- Action item:
Among the records below, find each line containing the word "time" and copy it.

[Entries taken from a collection]
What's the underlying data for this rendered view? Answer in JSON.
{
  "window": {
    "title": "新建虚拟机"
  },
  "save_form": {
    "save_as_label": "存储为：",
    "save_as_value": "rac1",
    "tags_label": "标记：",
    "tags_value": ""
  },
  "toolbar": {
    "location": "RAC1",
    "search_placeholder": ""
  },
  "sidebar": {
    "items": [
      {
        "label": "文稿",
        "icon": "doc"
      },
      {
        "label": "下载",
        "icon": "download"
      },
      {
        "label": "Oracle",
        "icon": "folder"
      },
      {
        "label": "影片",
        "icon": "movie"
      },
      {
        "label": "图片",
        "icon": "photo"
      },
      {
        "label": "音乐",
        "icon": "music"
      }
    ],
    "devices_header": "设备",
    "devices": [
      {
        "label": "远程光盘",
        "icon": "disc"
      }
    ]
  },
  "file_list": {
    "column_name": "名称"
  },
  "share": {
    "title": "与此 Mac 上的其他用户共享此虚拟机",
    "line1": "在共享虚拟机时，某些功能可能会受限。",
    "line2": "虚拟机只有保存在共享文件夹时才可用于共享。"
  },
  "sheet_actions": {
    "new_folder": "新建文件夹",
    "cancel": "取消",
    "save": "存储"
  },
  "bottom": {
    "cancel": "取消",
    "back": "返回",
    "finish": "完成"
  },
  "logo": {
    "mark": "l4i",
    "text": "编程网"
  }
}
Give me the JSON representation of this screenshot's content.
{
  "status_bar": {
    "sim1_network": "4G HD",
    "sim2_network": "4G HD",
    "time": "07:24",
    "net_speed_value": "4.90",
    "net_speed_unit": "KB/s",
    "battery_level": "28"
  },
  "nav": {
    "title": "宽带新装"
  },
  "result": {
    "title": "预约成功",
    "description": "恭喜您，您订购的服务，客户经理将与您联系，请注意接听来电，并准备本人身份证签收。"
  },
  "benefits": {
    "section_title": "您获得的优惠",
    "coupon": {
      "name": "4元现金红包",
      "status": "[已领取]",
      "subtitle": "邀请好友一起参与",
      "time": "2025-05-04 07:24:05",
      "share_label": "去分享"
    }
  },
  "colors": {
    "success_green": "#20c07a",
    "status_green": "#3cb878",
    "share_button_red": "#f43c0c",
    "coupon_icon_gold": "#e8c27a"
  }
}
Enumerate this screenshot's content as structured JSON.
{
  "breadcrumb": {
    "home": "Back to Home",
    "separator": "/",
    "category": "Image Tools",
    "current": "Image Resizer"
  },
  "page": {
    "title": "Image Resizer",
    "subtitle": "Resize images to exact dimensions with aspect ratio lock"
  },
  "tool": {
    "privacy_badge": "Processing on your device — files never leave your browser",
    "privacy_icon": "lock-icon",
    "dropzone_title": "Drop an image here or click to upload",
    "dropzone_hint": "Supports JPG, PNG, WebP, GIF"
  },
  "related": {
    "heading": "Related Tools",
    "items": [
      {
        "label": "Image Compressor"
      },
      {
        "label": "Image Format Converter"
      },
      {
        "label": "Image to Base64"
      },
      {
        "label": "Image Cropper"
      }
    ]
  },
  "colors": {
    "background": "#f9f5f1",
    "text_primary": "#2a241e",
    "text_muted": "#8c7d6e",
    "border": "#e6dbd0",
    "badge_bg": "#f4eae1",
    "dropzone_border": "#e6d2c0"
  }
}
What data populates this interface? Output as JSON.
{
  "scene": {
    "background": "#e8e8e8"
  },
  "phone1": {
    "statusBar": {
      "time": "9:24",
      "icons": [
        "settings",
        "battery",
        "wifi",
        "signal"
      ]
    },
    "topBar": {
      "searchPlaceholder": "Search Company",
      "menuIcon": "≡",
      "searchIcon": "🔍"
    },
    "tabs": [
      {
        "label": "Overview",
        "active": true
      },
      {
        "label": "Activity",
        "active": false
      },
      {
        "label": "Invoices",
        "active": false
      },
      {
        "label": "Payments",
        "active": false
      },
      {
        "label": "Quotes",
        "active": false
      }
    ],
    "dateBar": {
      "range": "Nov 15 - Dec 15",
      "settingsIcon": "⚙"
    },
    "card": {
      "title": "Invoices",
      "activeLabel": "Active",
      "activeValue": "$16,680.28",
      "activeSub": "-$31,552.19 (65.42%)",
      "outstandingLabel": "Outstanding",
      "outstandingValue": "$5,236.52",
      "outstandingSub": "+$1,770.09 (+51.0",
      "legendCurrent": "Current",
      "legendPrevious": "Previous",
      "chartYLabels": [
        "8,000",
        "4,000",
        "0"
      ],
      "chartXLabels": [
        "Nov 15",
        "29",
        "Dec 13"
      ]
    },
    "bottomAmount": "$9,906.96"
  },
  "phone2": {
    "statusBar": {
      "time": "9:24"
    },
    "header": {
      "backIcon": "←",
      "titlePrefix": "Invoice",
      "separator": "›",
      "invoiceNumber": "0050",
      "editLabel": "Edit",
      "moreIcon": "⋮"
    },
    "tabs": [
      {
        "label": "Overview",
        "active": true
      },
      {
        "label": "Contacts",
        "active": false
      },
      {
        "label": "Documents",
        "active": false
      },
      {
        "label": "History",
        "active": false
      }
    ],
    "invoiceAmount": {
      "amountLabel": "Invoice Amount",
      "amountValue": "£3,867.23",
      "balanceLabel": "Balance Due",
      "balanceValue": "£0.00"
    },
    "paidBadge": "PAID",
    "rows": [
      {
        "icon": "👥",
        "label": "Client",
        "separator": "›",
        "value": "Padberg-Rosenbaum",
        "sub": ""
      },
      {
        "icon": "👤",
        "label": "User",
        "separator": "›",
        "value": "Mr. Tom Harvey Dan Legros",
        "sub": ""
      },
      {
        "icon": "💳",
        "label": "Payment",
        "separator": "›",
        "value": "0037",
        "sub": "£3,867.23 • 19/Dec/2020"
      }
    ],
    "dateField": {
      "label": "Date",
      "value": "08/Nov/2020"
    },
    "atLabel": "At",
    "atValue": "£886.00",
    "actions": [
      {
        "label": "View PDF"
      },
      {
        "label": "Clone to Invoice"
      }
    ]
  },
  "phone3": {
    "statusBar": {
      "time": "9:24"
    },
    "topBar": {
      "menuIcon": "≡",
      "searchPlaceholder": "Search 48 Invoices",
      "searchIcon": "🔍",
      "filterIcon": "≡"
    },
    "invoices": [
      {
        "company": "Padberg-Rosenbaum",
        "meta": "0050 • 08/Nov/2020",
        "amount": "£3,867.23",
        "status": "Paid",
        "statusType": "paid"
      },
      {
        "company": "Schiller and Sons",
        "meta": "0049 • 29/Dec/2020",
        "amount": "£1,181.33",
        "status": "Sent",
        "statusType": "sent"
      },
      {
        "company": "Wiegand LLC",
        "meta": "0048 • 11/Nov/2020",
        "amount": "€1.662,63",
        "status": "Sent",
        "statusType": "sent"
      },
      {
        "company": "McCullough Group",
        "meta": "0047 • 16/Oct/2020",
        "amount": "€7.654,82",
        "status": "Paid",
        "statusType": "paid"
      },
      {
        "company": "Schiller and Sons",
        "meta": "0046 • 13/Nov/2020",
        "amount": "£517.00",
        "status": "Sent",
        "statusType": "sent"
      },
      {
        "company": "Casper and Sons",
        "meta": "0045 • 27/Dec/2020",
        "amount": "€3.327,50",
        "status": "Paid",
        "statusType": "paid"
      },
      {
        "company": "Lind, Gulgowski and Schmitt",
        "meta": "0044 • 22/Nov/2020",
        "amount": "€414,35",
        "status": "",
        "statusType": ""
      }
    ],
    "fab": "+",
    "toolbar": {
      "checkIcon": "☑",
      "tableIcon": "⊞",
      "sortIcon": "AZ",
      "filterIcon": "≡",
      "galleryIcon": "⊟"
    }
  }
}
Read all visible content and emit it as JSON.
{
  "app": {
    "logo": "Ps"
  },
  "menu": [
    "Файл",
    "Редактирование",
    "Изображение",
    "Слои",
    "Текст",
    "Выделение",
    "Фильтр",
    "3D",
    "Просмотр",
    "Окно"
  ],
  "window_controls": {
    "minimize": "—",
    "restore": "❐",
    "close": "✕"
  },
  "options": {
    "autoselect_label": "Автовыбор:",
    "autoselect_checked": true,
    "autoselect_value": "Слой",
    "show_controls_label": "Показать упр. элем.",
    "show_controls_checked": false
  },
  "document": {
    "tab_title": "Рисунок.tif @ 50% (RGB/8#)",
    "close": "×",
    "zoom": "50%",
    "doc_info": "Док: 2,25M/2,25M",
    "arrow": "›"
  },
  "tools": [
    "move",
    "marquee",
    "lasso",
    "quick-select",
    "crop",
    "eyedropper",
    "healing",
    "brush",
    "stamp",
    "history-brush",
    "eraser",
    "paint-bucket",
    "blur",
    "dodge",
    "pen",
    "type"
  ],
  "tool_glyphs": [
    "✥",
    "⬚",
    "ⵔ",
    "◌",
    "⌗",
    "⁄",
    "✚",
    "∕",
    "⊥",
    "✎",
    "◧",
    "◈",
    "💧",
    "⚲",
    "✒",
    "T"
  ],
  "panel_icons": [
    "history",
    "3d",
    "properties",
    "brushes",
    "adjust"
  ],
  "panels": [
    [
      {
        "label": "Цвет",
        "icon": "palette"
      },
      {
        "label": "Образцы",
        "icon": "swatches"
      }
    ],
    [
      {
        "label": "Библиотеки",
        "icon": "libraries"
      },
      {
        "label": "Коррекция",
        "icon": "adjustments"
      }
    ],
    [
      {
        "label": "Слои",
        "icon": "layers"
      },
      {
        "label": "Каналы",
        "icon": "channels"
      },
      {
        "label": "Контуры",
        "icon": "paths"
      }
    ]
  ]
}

- Exercise result:
    "time": "07:24",
      "time": "2025-05-04 07:24:05",
      "time": "9:24",
      "time": "9:24"
      "time": "9:24"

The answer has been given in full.